## Task to carry out
In total, how many lines of the data contain the word "Formatage"? Only that number is wanted.

Extracted data entries
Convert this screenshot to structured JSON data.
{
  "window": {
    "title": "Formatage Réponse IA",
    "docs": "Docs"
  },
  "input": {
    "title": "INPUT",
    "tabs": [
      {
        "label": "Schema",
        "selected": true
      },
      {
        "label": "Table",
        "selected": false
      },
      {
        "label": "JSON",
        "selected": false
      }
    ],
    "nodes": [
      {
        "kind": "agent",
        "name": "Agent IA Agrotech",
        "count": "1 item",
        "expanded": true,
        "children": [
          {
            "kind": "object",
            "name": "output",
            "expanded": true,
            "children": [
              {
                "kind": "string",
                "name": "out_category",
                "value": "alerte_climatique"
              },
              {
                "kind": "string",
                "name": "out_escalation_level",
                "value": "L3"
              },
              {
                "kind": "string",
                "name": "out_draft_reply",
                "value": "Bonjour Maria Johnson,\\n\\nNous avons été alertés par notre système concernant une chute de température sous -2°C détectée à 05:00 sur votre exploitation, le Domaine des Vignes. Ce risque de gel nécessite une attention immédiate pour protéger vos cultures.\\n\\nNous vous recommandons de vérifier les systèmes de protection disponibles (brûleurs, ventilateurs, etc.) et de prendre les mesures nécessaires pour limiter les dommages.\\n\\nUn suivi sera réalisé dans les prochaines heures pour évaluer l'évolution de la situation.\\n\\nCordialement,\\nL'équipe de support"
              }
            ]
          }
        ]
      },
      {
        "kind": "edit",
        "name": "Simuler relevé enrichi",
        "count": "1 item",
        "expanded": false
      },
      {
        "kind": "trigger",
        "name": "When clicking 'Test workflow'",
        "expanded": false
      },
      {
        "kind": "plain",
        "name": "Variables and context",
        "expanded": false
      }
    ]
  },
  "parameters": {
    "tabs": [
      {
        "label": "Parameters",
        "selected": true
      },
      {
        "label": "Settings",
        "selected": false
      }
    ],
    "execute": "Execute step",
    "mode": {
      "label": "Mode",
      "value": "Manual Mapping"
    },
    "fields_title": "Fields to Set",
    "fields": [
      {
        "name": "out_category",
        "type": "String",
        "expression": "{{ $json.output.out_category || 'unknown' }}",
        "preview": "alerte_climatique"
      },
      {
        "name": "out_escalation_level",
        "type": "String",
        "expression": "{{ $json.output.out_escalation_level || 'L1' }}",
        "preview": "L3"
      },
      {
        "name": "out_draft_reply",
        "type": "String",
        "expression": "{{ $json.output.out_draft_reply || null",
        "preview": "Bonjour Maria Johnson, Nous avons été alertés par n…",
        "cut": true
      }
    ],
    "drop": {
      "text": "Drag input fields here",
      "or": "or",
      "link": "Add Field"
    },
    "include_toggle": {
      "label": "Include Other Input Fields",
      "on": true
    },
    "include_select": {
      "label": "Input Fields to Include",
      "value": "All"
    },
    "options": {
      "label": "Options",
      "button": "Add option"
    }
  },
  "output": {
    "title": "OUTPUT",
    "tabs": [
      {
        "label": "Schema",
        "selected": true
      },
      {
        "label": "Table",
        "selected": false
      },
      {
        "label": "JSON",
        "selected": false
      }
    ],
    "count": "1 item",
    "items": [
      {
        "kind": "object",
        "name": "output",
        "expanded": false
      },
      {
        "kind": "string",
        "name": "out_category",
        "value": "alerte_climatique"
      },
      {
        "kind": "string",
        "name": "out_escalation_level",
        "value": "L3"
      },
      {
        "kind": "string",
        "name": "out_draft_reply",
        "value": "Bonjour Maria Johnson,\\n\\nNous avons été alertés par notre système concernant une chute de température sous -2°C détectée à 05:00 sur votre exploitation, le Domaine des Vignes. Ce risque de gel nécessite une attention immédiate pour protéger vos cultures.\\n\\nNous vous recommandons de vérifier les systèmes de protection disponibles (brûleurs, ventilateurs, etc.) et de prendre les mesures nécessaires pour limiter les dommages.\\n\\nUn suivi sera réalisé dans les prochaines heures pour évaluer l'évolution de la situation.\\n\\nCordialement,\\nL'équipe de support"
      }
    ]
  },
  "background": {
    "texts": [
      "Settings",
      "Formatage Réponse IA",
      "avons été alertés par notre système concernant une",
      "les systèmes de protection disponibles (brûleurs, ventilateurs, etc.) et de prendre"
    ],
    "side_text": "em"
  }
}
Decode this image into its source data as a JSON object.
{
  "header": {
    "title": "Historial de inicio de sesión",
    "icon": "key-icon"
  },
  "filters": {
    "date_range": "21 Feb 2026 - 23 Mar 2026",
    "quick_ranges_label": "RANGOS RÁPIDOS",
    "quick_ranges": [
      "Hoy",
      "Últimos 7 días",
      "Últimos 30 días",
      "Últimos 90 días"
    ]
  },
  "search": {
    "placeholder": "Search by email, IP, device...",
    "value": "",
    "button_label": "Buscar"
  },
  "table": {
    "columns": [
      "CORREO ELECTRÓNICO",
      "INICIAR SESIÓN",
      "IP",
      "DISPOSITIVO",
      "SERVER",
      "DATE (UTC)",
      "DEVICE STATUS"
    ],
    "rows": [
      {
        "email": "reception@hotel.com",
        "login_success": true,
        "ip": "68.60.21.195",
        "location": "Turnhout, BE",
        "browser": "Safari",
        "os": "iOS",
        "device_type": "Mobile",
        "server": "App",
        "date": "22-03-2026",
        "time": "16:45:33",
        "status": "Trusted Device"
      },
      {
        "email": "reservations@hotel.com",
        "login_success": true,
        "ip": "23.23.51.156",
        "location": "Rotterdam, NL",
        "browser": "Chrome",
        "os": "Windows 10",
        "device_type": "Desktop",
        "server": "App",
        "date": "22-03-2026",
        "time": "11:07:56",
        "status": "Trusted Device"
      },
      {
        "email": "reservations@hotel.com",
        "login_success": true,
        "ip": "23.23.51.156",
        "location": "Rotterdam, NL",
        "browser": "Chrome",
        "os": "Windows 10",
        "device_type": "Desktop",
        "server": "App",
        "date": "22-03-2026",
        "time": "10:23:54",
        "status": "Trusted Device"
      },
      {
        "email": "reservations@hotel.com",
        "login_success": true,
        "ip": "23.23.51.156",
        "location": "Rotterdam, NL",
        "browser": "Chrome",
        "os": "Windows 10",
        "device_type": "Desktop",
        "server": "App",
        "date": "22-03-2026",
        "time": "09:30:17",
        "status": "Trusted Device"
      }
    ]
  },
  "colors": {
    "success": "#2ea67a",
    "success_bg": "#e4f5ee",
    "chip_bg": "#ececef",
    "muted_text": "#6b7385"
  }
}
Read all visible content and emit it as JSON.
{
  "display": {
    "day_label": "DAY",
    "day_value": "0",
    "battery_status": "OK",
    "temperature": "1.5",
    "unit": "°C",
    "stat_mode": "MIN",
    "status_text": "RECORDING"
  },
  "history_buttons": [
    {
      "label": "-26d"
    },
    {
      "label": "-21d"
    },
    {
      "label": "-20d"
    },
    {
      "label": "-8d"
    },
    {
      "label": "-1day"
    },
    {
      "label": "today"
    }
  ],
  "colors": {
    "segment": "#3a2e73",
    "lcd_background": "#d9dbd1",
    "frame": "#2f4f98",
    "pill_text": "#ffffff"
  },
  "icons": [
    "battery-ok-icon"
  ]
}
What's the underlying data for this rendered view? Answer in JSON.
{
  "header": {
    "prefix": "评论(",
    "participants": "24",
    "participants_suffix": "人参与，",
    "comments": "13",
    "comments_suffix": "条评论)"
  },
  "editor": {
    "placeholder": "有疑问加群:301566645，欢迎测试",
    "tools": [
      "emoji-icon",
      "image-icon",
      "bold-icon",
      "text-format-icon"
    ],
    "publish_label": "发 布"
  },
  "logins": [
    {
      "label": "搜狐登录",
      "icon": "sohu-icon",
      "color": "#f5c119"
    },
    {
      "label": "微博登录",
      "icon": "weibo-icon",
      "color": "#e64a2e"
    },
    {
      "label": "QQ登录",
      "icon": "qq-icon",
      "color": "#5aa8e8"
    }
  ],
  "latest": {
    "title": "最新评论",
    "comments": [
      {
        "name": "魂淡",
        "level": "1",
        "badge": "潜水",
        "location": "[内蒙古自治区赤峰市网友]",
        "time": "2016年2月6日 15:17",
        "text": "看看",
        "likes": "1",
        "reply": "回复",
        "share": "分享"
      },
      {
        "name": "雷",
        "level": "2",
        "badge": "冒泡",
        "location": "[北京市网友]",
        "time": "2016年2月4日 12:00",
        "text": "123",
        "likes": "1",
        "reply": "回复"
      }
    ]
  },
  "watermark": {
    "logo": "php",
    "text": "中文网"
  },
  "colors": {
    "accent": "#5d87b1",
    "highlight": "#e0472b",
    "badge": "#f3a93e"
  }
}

## Written reply
2